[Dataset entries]
--
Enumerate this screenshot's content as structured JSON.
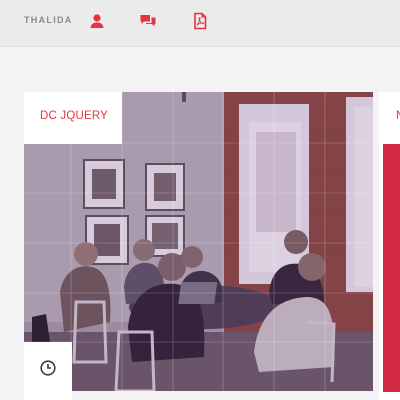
{
  "header": {
    "brand": "THALIDA",
    "icons": [
      "user-icon",
      "chat-icon",
      "pdf-icon"
    ],
    "accent_color": "#e5343f"
  },
  "card": {
    "title": "DC JQUERY",
    "photo_description_icon": "clock-icon"
  },
  "next_card": {
    "title_fragment": "N",
    "accent_color": "#d22a43"
  }
}
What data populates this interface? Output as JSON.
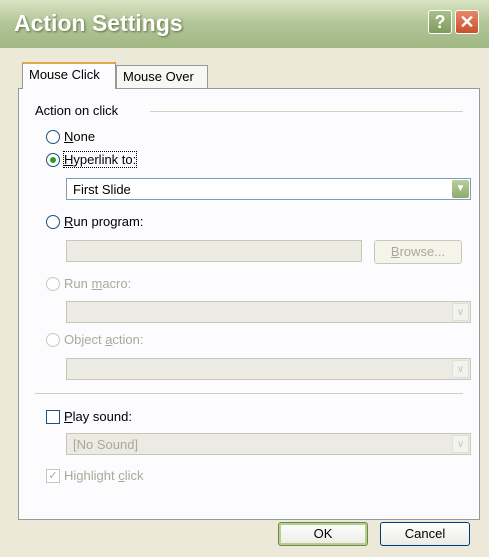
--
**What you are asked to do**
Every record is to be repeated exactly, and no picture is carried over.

**Answer to this exercise**
Enumerate this screenshot's content as structured JSON.
{
  "header": {
    "brand": "THALIDA",
    "icons": [
      "user-icon",
      "chat-icon",
      "pdf-icon"
    ],
    "accent_color": "#e5343f"
  },
  "card": {
    "title": "DC JQUERY",
    "photo_description_icon": "clock-icon"
  },
  "next_card": {
    "title_fragment": "N",
    "accent_color": "#d22a43"
  }
}
What data populates this interface? Output as JSON.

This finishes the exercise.